### Work item:
Lift out each line of the data that holds "acts".

Data extracted from a collection:

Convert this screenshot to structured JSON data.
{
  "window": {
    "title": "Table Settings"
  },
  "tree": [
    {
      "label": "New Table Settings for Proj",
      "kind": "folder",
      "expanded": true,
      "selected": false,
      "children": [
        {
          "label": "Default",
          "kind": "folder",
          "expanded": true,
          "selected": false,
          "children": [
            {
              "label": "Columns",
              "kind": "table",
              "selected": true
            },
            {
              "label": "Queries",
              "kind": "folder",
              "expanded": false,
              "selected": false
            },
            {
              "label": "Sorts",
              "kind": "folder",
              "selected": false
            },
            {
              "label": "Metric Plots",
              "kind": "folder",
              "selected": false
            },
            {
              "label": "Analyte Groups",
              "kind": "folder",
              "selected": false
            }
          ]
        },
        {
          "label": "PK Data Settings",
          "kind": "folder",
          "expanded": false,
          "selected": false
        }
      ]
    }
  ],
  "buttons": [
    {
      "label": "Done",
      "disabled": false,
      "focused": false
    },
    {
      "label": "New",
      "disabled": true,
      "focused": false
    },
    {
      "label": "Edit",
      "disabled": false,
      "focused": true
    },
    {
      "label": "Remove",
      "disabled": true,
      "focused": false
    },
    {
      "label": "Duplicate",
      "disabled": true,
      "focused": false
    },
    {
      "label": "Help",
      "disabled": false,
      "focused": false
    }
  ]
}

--

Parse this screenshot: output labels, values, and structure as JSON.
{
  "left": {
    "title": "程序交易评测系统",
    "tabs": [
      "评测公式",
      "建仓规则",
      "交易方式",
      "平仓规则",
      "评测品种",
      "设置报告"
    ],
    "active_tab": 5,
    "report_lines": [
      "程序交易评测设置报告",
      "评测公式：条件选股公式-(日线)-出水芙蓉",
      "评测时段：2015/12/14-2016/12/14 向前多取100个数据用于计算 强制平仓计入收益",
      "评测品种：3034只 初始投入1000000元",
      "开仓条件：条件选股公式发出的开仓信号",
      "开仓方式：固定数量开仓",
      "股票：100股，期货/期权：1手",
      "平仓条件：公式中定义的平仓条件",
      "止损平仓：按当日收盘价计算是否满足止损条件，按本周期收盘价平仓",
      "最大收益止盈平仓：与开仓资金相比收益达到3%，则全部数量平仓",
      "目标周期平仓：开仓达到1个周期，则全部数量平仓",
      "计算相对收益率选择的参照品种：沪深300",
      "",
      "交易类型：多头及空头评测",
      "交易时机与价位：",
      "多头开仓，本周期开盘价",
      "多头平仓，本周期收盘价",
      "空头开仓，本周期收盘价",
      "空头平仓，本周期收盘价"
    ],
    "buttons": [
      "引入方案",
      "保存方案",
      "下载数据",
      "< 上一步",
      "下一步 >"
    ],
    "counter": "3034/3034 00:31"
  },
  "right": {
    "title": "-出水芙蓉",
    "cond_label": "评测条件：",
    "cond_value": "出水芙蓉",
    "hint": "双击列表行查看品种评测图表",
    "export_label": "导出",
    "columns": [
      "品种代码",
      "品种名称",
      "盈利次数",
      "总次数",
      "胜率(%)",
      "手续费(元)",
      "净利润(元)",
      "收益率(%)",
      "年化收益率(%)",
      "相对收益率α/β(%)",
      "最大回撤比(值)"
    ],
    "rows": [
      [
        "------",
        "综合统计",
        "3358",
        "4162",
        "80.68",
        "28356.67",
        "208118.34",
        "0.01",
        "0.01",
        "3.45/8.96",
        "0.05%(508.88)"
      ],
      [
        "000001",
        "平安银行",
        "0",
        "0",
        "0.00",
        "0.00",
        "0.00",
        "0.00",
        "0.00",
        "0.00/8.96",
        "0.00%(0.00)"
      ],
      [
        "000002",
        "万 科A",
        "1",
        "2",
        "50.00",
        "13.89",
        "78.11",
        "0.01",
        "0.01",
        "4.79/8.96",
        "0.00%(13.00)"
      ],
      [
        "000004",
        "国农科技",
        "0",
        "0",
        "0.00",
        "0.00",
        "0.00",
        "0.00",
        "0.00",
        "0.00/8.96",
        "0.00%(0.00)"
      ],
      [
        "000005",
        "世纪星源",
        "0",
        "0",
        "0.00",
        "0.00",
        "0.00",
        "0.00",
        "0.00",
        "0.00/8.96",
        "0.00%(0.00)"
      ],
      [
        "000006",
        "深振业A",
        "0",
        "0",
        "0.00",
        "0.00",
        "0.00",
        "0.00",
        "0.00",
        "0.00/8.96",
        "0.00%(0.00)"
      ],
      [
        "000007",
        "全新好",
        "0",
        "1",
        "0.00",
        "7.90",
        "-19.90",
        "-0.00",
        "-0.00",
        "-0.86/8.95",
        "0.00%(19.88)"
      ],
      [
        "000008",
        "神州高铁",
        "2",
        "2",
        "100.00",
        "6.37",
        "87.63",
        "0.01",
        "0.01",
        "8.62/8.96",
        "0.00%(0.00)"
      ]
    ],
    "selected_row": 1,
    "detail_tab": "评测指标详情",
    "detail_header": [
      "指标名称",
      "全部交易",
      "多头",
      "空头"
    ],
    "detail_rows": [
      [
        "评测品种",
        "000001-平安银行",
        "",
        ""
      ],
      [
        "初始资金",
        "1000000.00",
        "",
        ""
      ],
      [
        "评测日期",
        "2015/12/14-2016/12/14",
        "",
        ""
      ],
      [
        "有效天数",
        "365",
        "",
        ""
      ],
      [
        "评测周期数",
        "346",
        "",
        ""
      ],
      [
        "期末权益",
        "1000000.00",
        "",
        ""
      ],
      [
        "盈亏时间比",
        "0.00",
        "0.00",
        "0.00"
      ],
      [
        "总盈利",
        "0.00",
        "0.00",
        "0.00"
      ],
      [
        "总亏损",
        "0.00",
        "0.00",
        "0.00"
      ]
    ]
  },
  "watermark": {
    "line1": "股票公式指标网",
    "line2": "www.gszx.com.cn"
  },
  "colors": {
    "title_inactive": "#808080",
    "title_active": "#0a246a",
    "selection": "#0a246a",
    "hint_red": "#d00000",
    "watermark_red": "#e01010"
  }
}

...

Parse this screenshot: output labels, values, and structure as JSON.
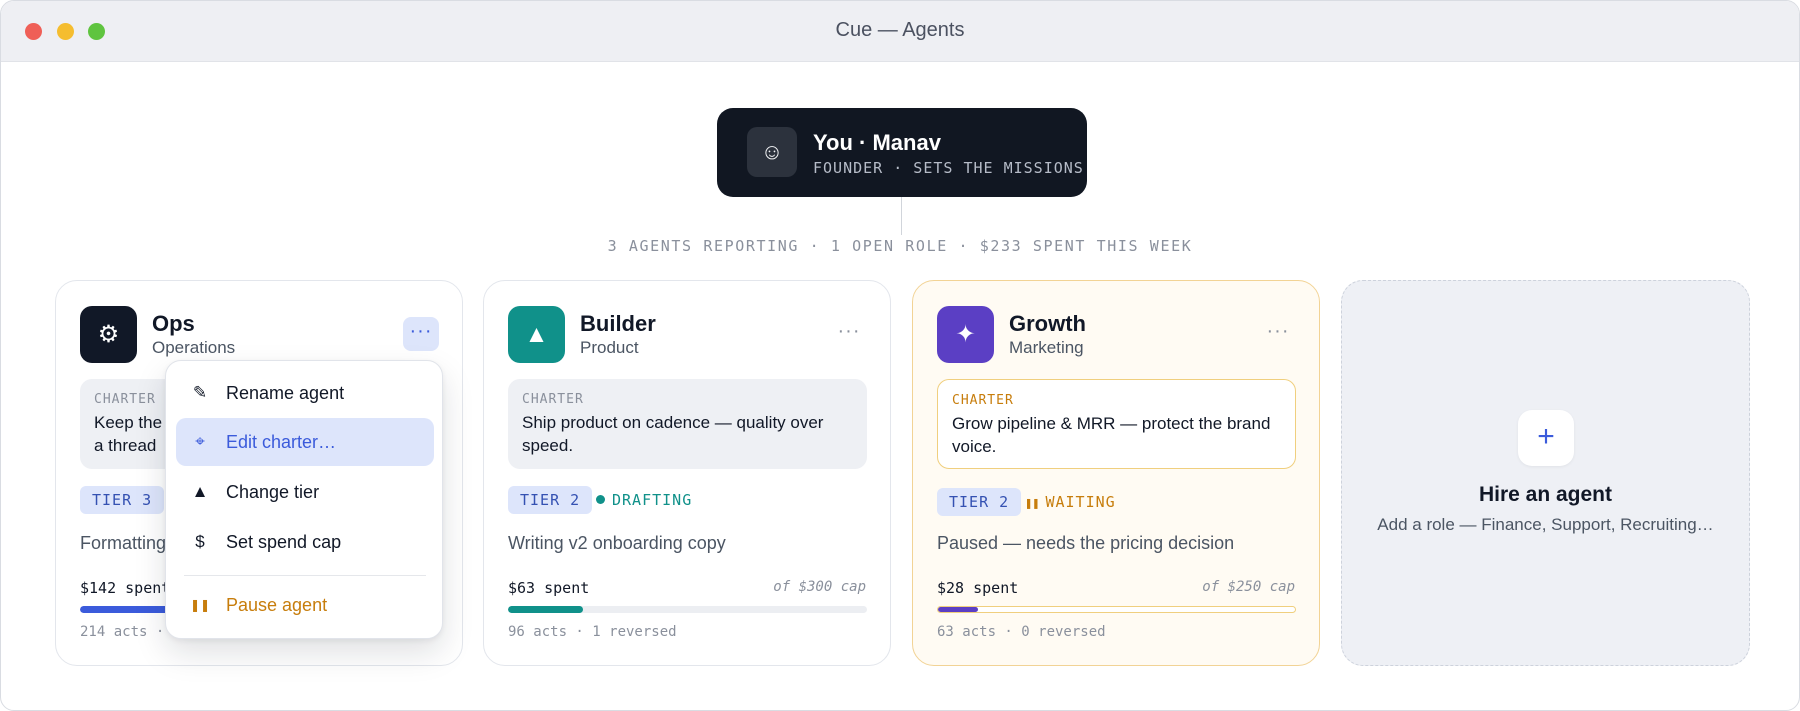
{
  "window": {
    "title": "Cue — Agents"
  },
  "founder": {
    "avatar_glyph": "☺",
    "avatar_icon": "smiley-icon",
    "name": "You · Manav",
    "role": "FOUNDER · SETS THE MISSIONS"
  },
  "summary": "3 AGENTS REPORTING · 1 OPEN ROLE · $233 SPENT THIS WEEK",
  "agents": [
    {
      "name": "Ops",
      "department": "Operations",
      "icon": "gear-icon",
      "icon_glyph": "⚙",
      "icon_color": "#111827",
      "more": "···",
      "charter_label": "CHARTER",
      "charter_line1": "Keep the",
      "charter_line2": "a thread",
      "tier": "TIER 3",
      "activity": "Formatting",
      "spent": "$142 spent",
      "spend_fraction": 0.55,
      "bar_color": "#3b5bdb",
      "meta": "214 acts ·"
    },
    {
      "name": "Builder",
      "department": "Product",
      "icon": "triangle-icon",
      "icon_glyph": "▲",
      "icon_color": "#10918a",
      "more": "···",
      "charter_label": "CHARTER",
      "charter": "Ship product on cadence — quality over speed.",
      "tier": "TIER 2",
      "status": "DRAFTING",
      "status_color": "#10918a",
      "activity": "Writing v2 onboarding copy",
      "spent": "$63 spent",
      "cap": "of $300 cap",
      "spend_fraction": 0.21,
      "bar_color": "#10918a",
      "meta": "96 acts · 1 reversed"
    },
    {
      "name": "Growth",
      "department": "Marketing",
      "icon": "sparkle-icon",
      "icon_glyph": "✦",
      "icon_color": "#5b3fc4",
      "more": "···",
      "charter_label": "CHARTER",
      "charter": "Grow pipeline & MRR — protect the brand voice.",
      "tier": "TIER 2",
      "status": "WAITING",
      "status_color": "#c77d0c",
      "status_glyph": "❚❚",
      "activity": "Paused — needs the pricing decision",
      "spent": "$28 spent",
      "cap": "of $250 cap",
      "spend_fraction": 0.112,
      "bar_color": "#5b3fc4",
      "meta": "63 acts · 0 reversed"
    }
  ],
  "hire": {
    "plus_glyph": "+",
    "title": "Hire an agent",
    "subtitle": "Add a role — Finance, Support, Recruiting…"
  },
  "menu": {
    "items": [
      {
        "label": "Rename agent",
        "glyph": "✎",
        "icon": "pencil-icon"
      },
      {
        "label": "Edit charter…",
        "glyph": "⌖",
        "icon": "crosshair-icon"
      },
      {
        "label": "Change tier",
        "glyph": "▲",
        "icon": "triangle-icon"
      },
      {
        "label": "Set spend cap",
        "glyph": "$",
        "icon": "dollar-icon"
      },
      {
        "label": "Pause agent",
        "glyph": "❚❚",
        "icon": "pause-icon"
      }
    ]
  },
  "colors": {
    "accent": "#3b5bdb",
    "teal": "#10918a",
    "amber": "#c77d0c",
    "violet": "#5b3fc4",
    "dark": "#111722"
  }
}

### Task answer:
      "meta": "214 acts ·"
      "meta": "96 acts · 1 reversed"
      "meta": "63 acts · 0 reversed"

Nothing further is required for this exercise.